keywords: Organic waste; vermicompost; organic waste management; environmental education


Valuing the water hyacinth (Eichhornia crassipes) to improve the quality of vermicompost

Manantsoa F.F.1,2, Raminoarison T. E.1, Ratsizafy I.2, Andrianandrasana D.M.2, Razakatiana A.T.2, Randriambanona H.2, Baohanta R.H.2, Ramanankierana H.2
1   Laboratoire de Biotechnologie-Microbiologie (Université d’Antananarivo Madagascar)
2  Laboratoire de Microbiologie de l’Environnement-Centre National de Recherches sur l’Environnement BP 1739 Fiadanana Antananarivo Madagascar

Invasive in many countries due to its rapid growth, the water hyacinth represent one of the main threat for aquatic ecosystem and the environment hence the interest of its valorization. Here, the main objective was to identify the optimal substrate composition which may produce a high quality vermicompost when using different form (Wet, dried, Powder) of water hyacinth. The following compositions were tested: S1 (basic substrate): Straw 30%+green waste 30%+Cow dung 40%; S2: Wet water hyacinth; S3: 25%S1+75%S2; S4: 50%S1+50%S2; S5: 75%S1+25%S2;S6: Dry water hyacinth; S7: 25%S1+75%S6; S8: 50%S1+50%S6; S9: 75%S1+25%S6; S10: Water hyacinth powdered; S11: 75%S10+25%S1; S12: 50%S10+50%S1; S13: 25%S10+75% S1 (S: substrate).The microbiological (density of beneficial microorganisms and overall microbial activity) and chemical (C, N, P, K...) properties of the vermicomposts produced were described. The basic substrate (S1) was used as a control.

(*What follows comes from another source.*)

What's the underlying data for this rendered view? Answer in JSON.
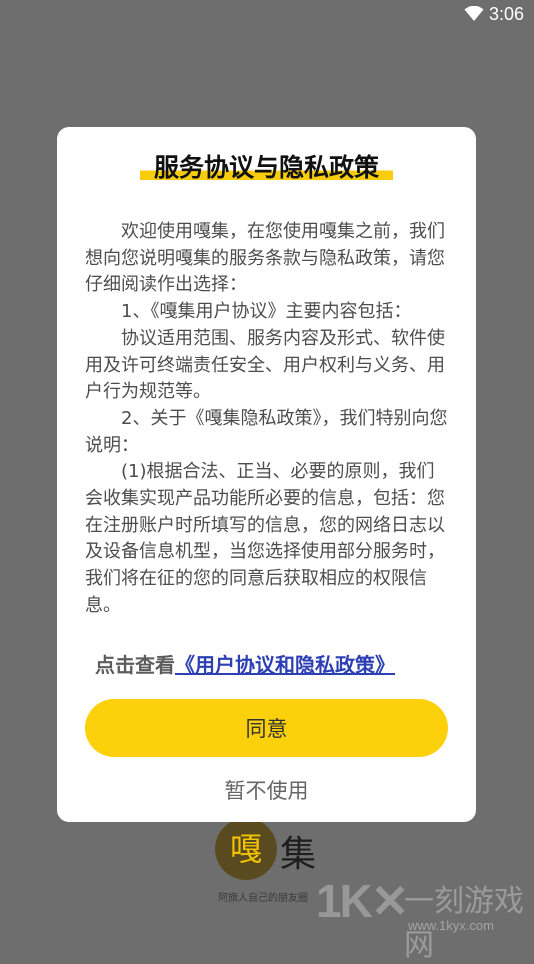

Result showed that vermicomposts produced with the substrates composed by 50% S1 and 50% water hyacinth (wet, dried, or powdered : S4, S8, S12 respectively) were characterized by higher chemical and microbiological parameters. The S4 and S8 significantly improve potassium and phosphorus contents and Pseudomonas density compared to S1 (S1: P: 1.1%; K: 1.6% Pseudomonas: 45416 CFU/g soil; S4 and S8: P˃1.5%; K˃2% and Pseudomonas ˃ 58158 CFU/g soil). While S12 significantly increased the density and the diversity of beneficial microorganisms, the overall microbial activity and the nitrogen content of the vermicompost compared to the other treatments (N: 2.23%; Phosphate solubilizing bacteria: 101630.66 CFU/g soil; Actinomycetes: 45777.33 CFU/g soil; Azotobacter: 257877 CFU/g soil). This suggests that the powdered form of water hyacinth could have positive effects on microbial functioning in vermicompost.

keywords: Vermicompost ; water hyacinth; chemical quality; microbiological quality